The best-known 2-D material is graphene, which is a form of carbon, but recently researchers have been investigating other 2-D materials, such as molybdenum disulfide, which have their own, distinct advantages.
Producing useful electronics, however, requires integrating multiple 2-D materials in the same plane, which is a tough challenge. In 2015, researchers at King Abdullah University in Saudi Arabia developed a technique for depositing molybdenum disulfide (MoS2) next to tungsten diselenide (WSe2), with a very clean junction between the two materials. With a variation of the technique, researchers at Cornell University then found that they could induce long, straight wires of MoS2 — only a few atoms in diameter— to extend into the WSe2, while preserving the clean junction.
The researchers contacted Markus Buehler, the McAfee Professor of Engineering in MIT’s Department of Civil and Environmental Engineering, who specializes in atomic-level models of crack propagation, to see if his group could help explain this strange phenomenon… Continue reading.
When it comes to concocting the complex mix of molecules that makes up fibers of natural silk, nature beats human engineering hands down. Despite efforts to synthesize the material, artificial varieties still cannot match the natural fiber’s strength.

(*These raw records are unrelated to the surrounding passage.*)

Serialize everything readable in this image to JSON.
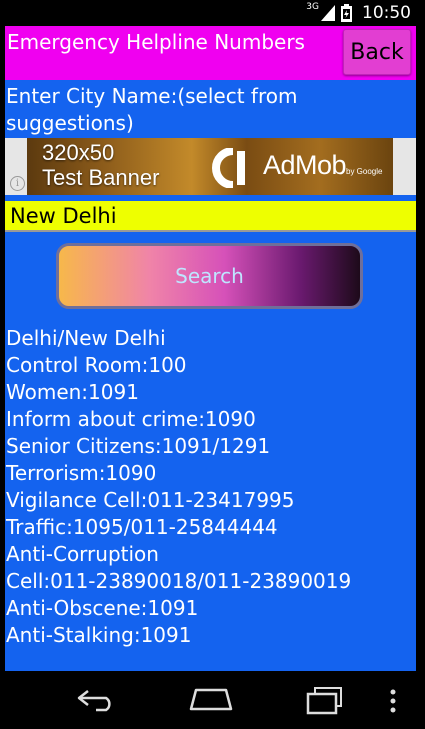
{
  "status_bar": {
    "network": "3G",
    "time": "10:50"
  },
  "header": {
    "title": "Emergency Helpline Numbers",
    "back_label": "Back"
  },
  "city_prompt": "Enter City Name:(select from suggestions)",
  "ad": {
    "size_label": "320x50",
    "test_label": "Test Banner",
    "brand": "AdMob",
    "sub_brand": "by Google",
    "info": "i"
  },
  "city_input": {
    "value": "New Delhi"
  },
  "search_label": "Search",
  "results": [
    "Delhi/New Delhi",
    "Control Room:100",
    "Women:1091",
    "Inform about crime:1090",
    "Senior Citizens:1091/1291",
    "Terrorism:1090",
    "Vigilance Cell:011-23417995",
    "Traffic:1095/011-25844444",
    "Anti-Corruption",
    "Cell:011-23890018/011-23890019",
    "Anti-Obscene:1091",
    "Anti-Stalking:1091"
  ],
  "colors": {
    "background": "#1463ef",
    "header": "#f000f0",
    "input_bg": "#eeff00"
  },
  "icons": {
    "signal": "signal-icon",
    "battery": "battery-icon",
    "nav_back": "nav-back-icon",
    "nav_home": "nav-home-icon",
    "nav_recents": "nav-recents-icon",
    "nav_menu": "overflow-menu-icon"
  }
}
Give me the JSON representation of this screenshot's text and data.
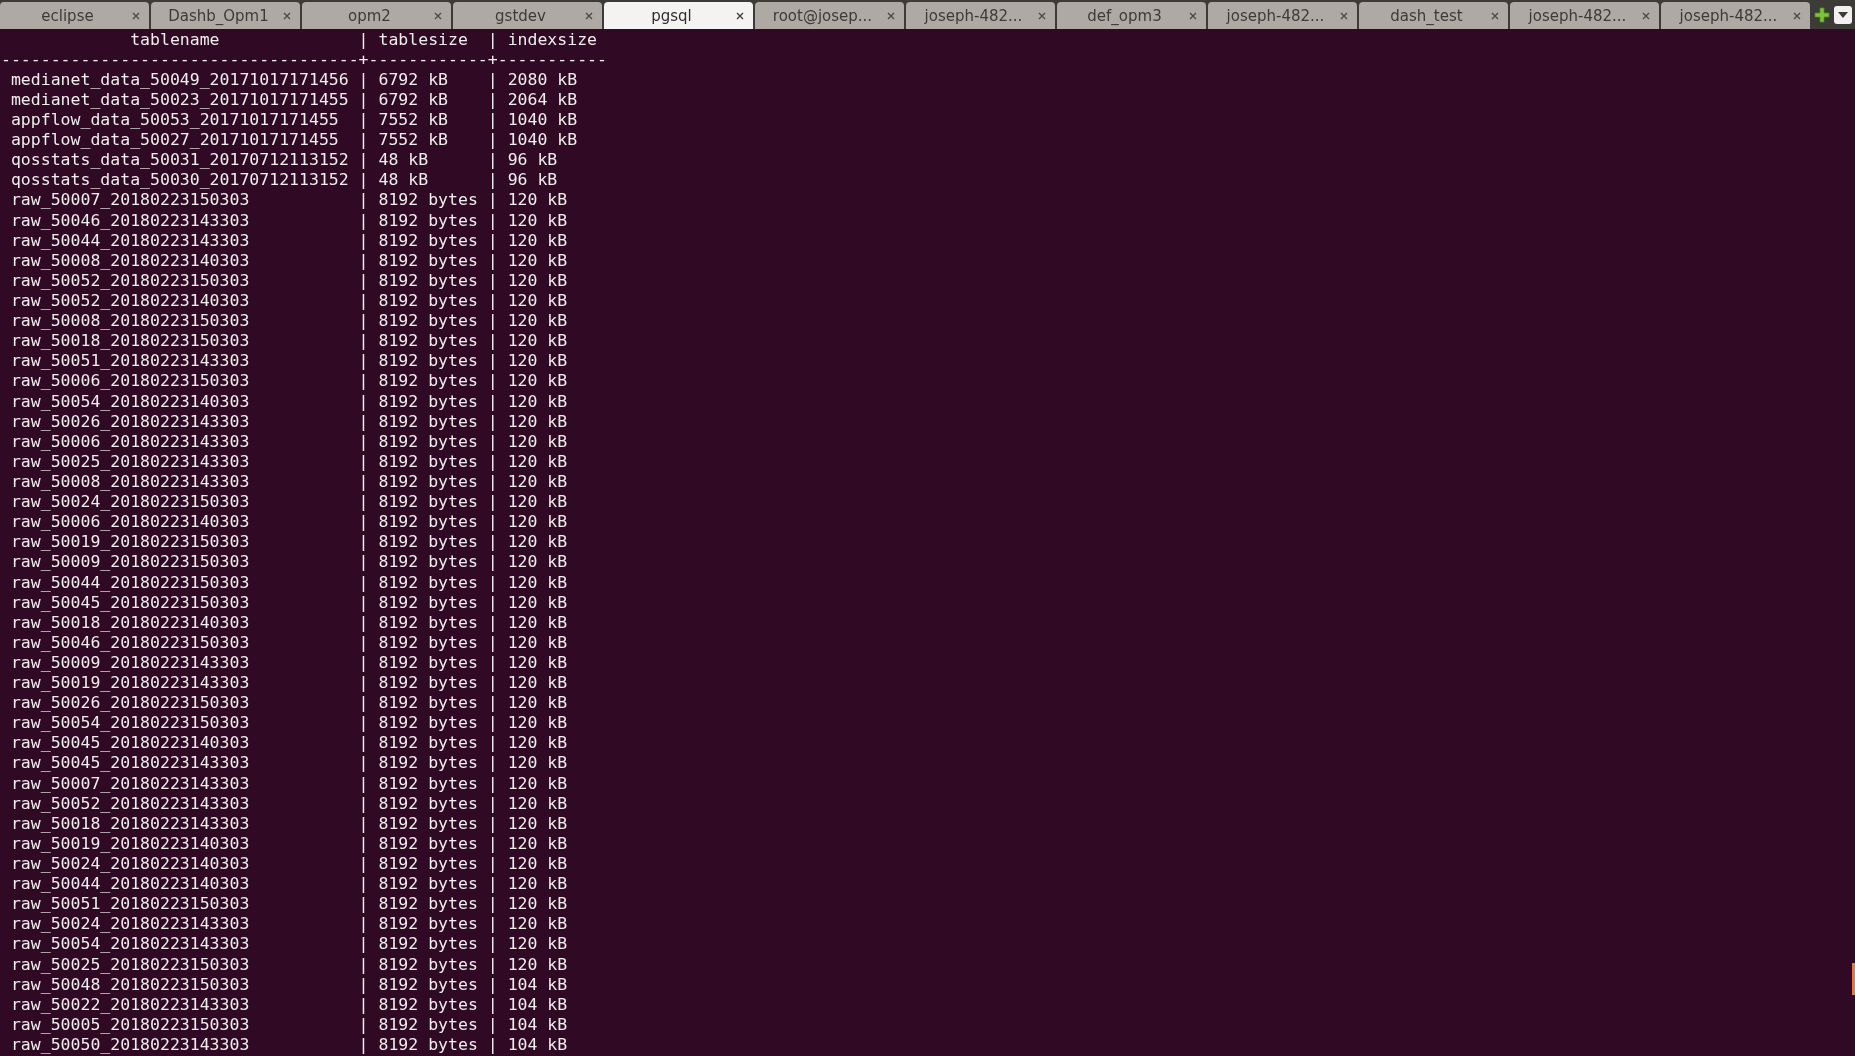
{
  "tabs": [
    {
      "label": "eclipse",
      "selected": false
    },
    {
      "label": "Dashb_Opm1",
      "selected": false
    },
    {
      "label": "opm2",
      "selected": false
    },
    {
      "label": "gstdev",
      "selected": false
    },
    {
      "label": "pgsql",
      "selected": true
    },
    {
      "label": "root@josep...",
      "selected": false
    },
    {
      "label": "joseph-482...",
      "selected": false
    },
    {
      "label": "def_opm3",
      "selected": false
    },
    {
      "label": "joseph-482...",
      "selected": false
    },
    {
      "label": "dash_test",
      "selected": false
    },
    {
      "label": "joseph-482...",
      "selected": false
    },
    {
      "label": "joseph-482...",
      "selected": false
    }
  ],
  "terminal": {
    "lines": [
      "             tablename              | tablesize  | indexsize",
      "------------------------------------+------------+-----------",
      " medianet_data_50049_20171017171456 | 6792 kB    | 2080 kB",
      " medianet_data_50023_20171017171455 | 6792 kB    | 2064 kB",
      " appflow_data_50053_20171017171455  | 7552 kB    | 1040 kB",
      " appflow_data_50027_20171017171455  | 7552 kB    | 1040 kB",
      " qosstats_data_50031_20170712113152 | 48 kB      | 96 kB",
      " qosstats_data_50030_20170712113152 | 48 kB      | 96 kB",
      " raw_50007_20180223150303           | 8192 bytes | 120 kB",
      " raw_50046_20180223143303           | 8192 bytes | 120 kB",
      " raw_50044_20180223143303           | 8192 bytes | 120 kB",
      " raw_50008_20180223140303           | 8192 bytes | 120 kB",
      " raw_50052_20180223150303           | 8192 bytes | 120 kB",
      " raw_50052_20180223140303           | 8192 bytes | 120 kB",
      " raw_50008_20180223150303           | 8192 bytes | 120 kB",
      " raw_50018_20180223150303           | 8192 bytes | 120 kB",
      " raw_50051_20180223143303           | 8192 bytes | 120 kB",
      " raw_50006_20180223150303           | 8192 bytes | 120 kB",
      " raw_50054_20180223140303           | 8192 bytes | 120 kB",
      " raw_50026_20180223143303           | 8192 bytes | 120 kB",
      " raw_50006_20180223143303           | 8192 bytes | 120 kB",
      " raw_50025_20180223143303           | 8192 bytes | 120 kB",
      " raw_50008_20180223143303           | 8192 bytes | 120 kB",
      " raw_50024_20180223150303           | 8192 bytes | 120 kB",
      " raw_50006_20180223140303           | 8192 bytes | 120 kB",
      " raw_50019_20180223150303           | 8192 bytes | 120 kB",
      " raw_50009_20180223150303           | 8192 bytes | 120 kB",
      " raw_50044_20180223150303           | 8192 bytes | 120 kB",
      " raw_50045_20180223150303           | 8192 bytes | 120 kB",
      " raw_50018_20180223140303           | 8192 bytes | 120 kB",
      " raw_50046_20180223150303           | 8192 bytes | 120 kB",
      " raw_50009_20180223143303           | 8192 bytes | 120 kB",
      " raw_50019_20180223143303           | 8192 bytes | 120 kB",
      " raw_50026_20180223150303           | 8192 bytes | 120 kB",
      " raw_50054_20180223150303           | 8192 bytes | 120 kB",
      " raw_50045_20180223140303           | 8192 bytes | 120 kB",
      " raw_50045_20180223143303           | 8192 bytes | 120 kB",
      " raw_50007_20180223143303           | 8192 bytes | 120 kB",
      " raw_50052_20180223143303           | 8192 bytes | 120 kB",
      " raw_50018_20180223143303           | 8192 bytes | 120 kB",
      " raw_50019_20180223140303           | 8192 bytes | 120 kB",
      " raw_50024_20180223140303           | 8192 bytes | 120 kB",
      " raw_50044_20180223140303           | 8192 bytes | 120 kB",
      " raw_50051_20180223150303           | 8192 bytes | 120 kB",
      " raw_50024_20180223143303           | 8192 bytes | 120 kB",
      " raw_50054_20180223143303           | 8192 bytes | 120 kB",
      " raw_50025_20180223150303           | 8192 bytes | 120 kB",
      " raw_50048_20180223150303           | 8192 bytes | 104 kB",
      " raw_50022_20180223143303           | 8192 bytes | 104 kB",
      " raw_50005_20180223150303           | 8192 bytes | 104 kB",
      " raw_50050_20180223143303           | 8192 bytes | 104 kB"
    ]
  }
}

But by starting with silk produced by silkworms, breaking it down chemically, and then reassembling it, engineers have found they can make a material that is more than twice as stiff as its natural counterpart and can be shaped into complex structures such as meshes and lattices.
The new material is dubbed regenerated silk fiber (RSF) and could find a host of applications in commercial and biomedical settings, the researchers say. The findings are reported in the journal Nature Communications, in a paper by McAfee Professor of Engineering Markus Buehler, postdoc Shengjie Ling, research scientist Zhao Qin, and three others at Tufts University… Continue reading.
WASHINGTON, D.C.— The American Institute for Medical and Biological Engineering (AIMBE) has announced the pending induction of Markus J. Buehler, Ph.D., Professor & Department Head, Civil and Environmental Engineering, Massachusetts Institute of Technology, to its College of Fellows. Dr. Buehler was nominated, reviewed, and elected by peers and members of the College of Fellows For applying computational tools to elucidate complex biomaterials behavior, design new biomaterials, and integrating experiment and simulation across multiple scales.